Gaming the Attention with a SSVEP-Based Brain-Computer Interface
Steady-State Visually Evoked Potentials (SSVEPs) have been widely used in neuroscience for the characterization of dynamic processes from the retina to the visual cortex. In Neuro-engineering, SSVEP-based Brain-computer Interfaces (SSVEP-BCIs) have been used in variety of applications (e. g., communication, entertainment, etc.) for the detection of attention to visual stimuli. In this work, we propose a hands-free videogame in which the player joystick is a SSVEP-BCI. In the videogame, hostile avatars fire weapons against the player who could deflect them if enough attention is exerted. Attention is detected based on the analysis of SSVEP and Alphaband powers. For this purpose, weapons are mobile checkerboards that flicker at a constant frequency. We presented this videogame as a demo in a technologic event for students of engineering who freely tried it. The main findings were: (i) the attention detection algorithm based on SSVEPs is robust enough to be performed in few seconds even with mobile visual stimuli and in a non-isolated room; (ii) the videogame is capable to dose and quantify the amount of cognitive attention that a player exerts on mobile stimuli by controlling their time and position. The results suggest that this videogame could be used as a serious game to play/train the attentional and visual tracking capabilities with direct application in Special Needs Education or in attention disorders.
KeywordsAttention SSVEP Gamification EEG Brain-computer Interface
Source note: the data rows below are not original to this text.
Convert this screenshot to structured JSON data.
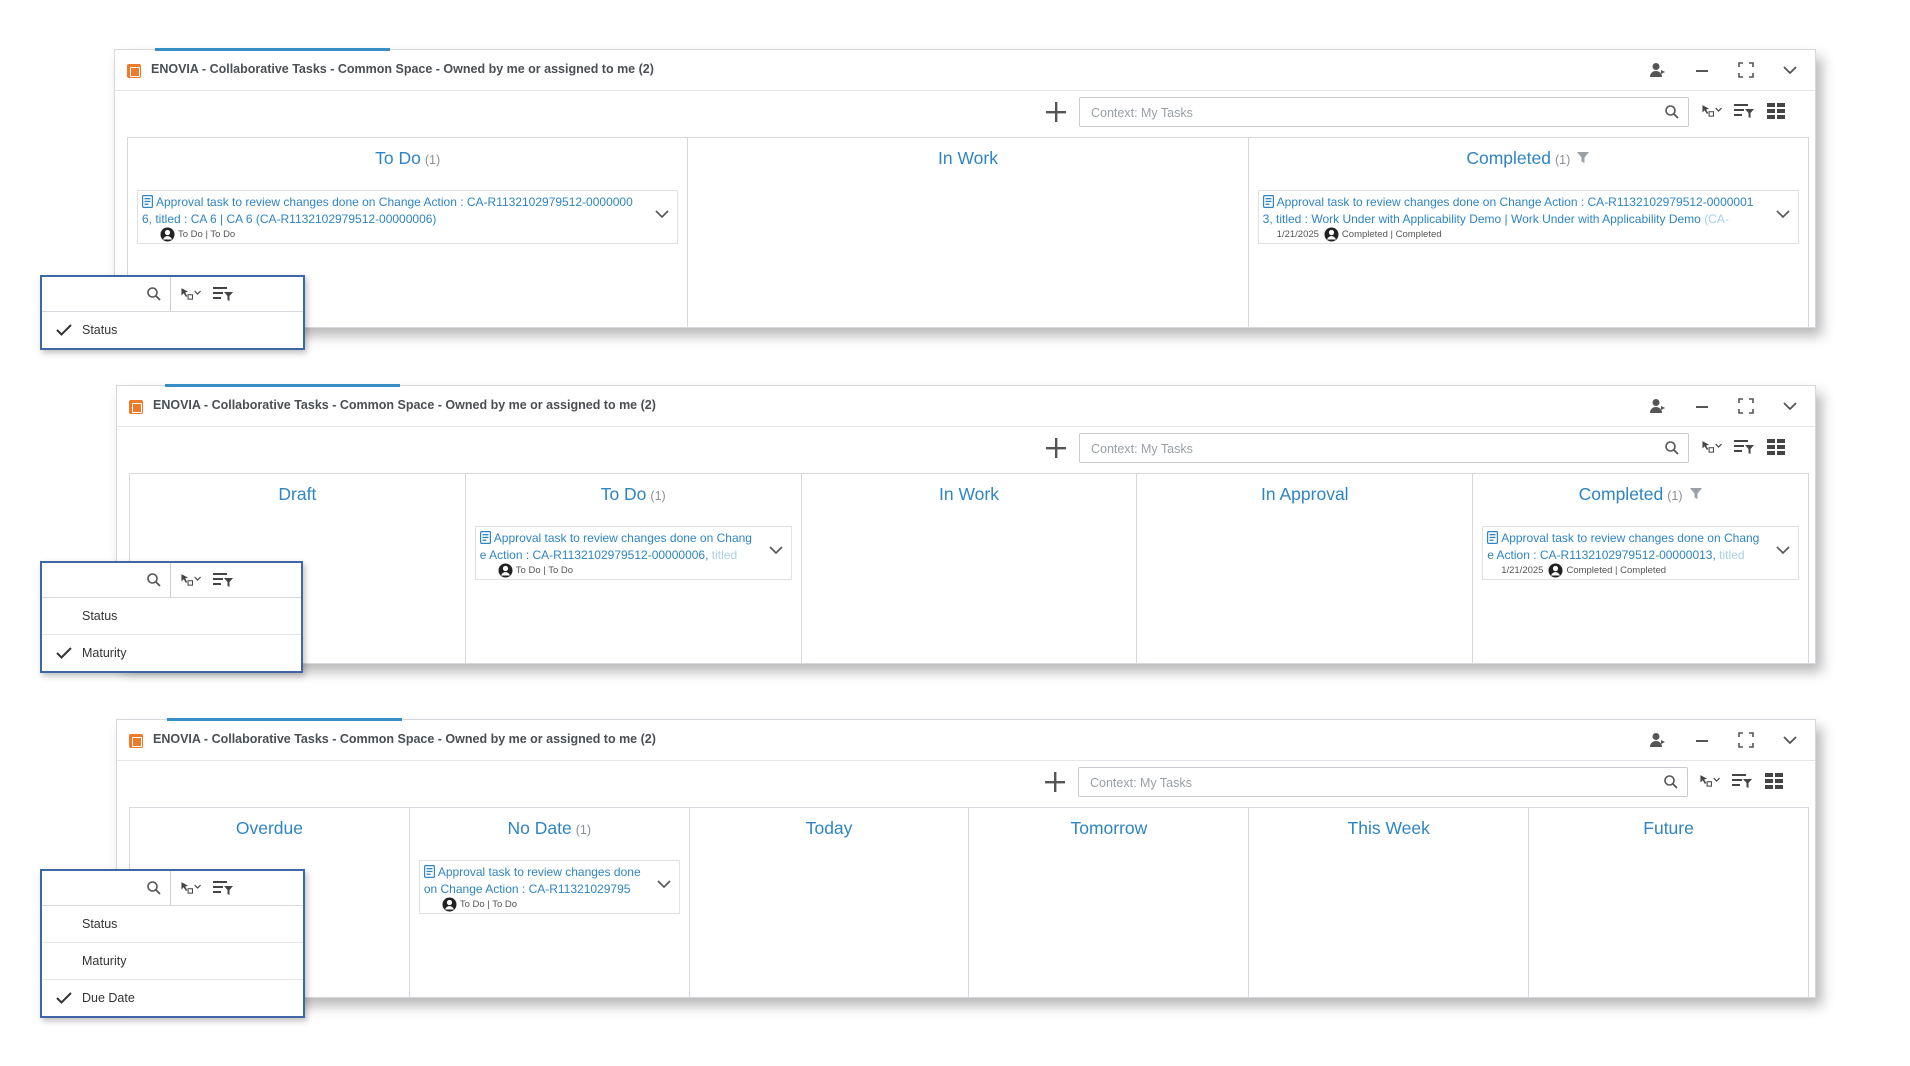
{
  "panels": [
    {
      "title": "ENOVIA - Collaborative Tasks - Common Space - Owned by me or assigned to me (2)",
      "search_placeholder": "Context: My Tasks",
      "columns": [
        {
          "label": "To Do",
          "count": "(1)",
          "filter": false
        },
        {
          "label": "In Work",
          "count": "",
          "filter": false
        },
        {
          "label": "Completed",
          "count": "(1)",
          "filter": true
        }
      ]
    },
    {
      "title": "ENOVIA - Collaborative Tasks - Common Space - Owned by me or assigned to me (2)",
      "search_placeholder": "Context: My Tasks",
      "columns": [
        {
          "label": "Draft",
          "count": "",
          "filter": false
        },
        {
          "label": "To Do",
          "count": "(1)",
          "filter": false
        },
        {
          "label": "In Work",
          "count": "",
          "filter": false
        },
        {
          "label": "In Approval",
          "count": "",
          "filter": false
        },
        {
          "label": "Completed",
          "count": "(1)",
          "filter": true
        }
      ]
    },
    {
      "title": "ENOVIA - Collaborative Tasks - Common Space - Owned by me or assigned to me (2)",
      "search_placeholder": "Context: My Tasks",
      "columns": [
        {
          "label": "Overdue",
          "count": "",
          "filter": false
        },
        {
          "label": "No Date",
          "count": "(1)",
          "filter": false
        },
        {
          "label": "Today",
          "count": "",
          "filter": false
        },
        {
          "label": "Tomorrow",
          "count": "",
          "filter": false
        },
        {
          "label": "This Week",
          "count": "",
          "filter": false
        },
        {
          "label": "Future",
          "count": "",
          "filter": false
        }
      ]
    }
  ],
  "cards": [
    {
      "panel": 0,
      "col": 0,
      "line1": "Approval task to review changes done on Change Action : CA-R1132102979512-0000000",
      "line2": "6, titled : CA 6 | CA 6 (CA-R1132102979512-00000006)",
      "line2_fade": "",
      "date": "",
      "status": "To Do | To Do"
    },
    {
      "panel": 0,
      "col": 2,
      "line1": "Approval task to review changes done on Change Action : CA-R1132102979512-0000001",
      "line2": "3, titled : Work Under with Applicability Demo | Work Under with Applicability Demo",
      "line2_fade": "(CA-",
      "date": "1/21/2025",
      "status": "Completed | Completed"
    },
    {
      "panel": 1,
      "col": 1,
      "line1": "Approval task to review changes done on Chang",
      "line2": "e Action : CA-R1132102979512-00000006,",
      "line2_fade": "titled",
      "date": "",
      "status": "To Do | To Do"
    },
    {
      "panel": 1,
      "col": 4,
      "line1": "Approval task to review changes done on Chang",
      "line2": "e Action : CA-R1132102979512-00000013,",
      "line2_fade": "titled",
      "date": "1/21/2025",
      "status": "Completed | Completed"
    },
    {
      "panel": 2,
      "col": 1,
      "line1": "Approval task to review changes done",
      "line2": "on Change Action : CA-R11321029795",
      "line2_fade": "",
      "date": "",
      "status": "To Do | To Do"
    }
  ],
  "filter_boxes": [
    {
      "options": [
        {
          "label": "Status",
          "checked": true
        }
      ]
    },
    {
      "options": [
        {
          "label": "Status",
          "checked": false
        },
        {
          "label": "Maturity",
          "checked": true
        }
      ]
    },
    {
      "options": [
        {
          "label": "Status",
          "checked": false
        },
        {
          "label": "Maturity",
          "checked": false
        },
        {
          "label": "Due Date",
          "checked": true
        }
      ]
    }
  ],
  "colors": {
    "accent": "#2f85c2",
    "logo": "#ec7b2c",
    "filter_border": "#3f67a6"
  }
}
This research was funded by the Ministry of Economy and Competitiveness (Spain) grant number [TIN2015-67020P], the Junta of Andalucia (Spain) grant number [P11-TIC-7983], the Spanish National Youth Guarantee Implementation Plan, the Association Nicolo for the R+D in Neurotechnologies for the disability. The authors would like to thank all the volunteers who participated in the study, participants of the University of Granada Lan Party (ULP) 2018 and the I Workshop of Telecommunication Engineering at the ETSIT of the University of Granada.
- 17.Pires, G., Torres, M., Casaleiro, N., Nunes, U., Castelo-Branco, M.: Playing Tetris with non-invasive BCI, pp. 1–6. IEEE (2011). https://doi.org/10.1109/SeGAH.2011.6165454
- 21.BCI Lab—Universidad de Granada. Available atGoogle Scholar
- 22.Klem, G.H., Lüders, H.O., Jasper, H.H., Elger, C.: The ten-twenty electrode system of the International Federation. Electroencephalogr. Clin. Neurophysiol. 52(Suppl. 3), 3–6 (1999). The International Federation of Clinical NeurophysiologyGoogle Scholar
- 23.Lopez, M.A., Pomares, H., Damas, M., Prieto, A., de la Plaza Hernandez, E.M.: Use of Kohonen maps as feature selector for selective attention brain-computer interfaces. In: Mira, J., Álvarez, J.R. (eds.) Bio-inspired Modeling of Cognitive Tasks. LNCS, vol. 4527, pp. 407–415. Springer, Heidelberg (2007). https://doi.org/10.1007/978-3-540-73053-8_41CrossRefGoogle Scholar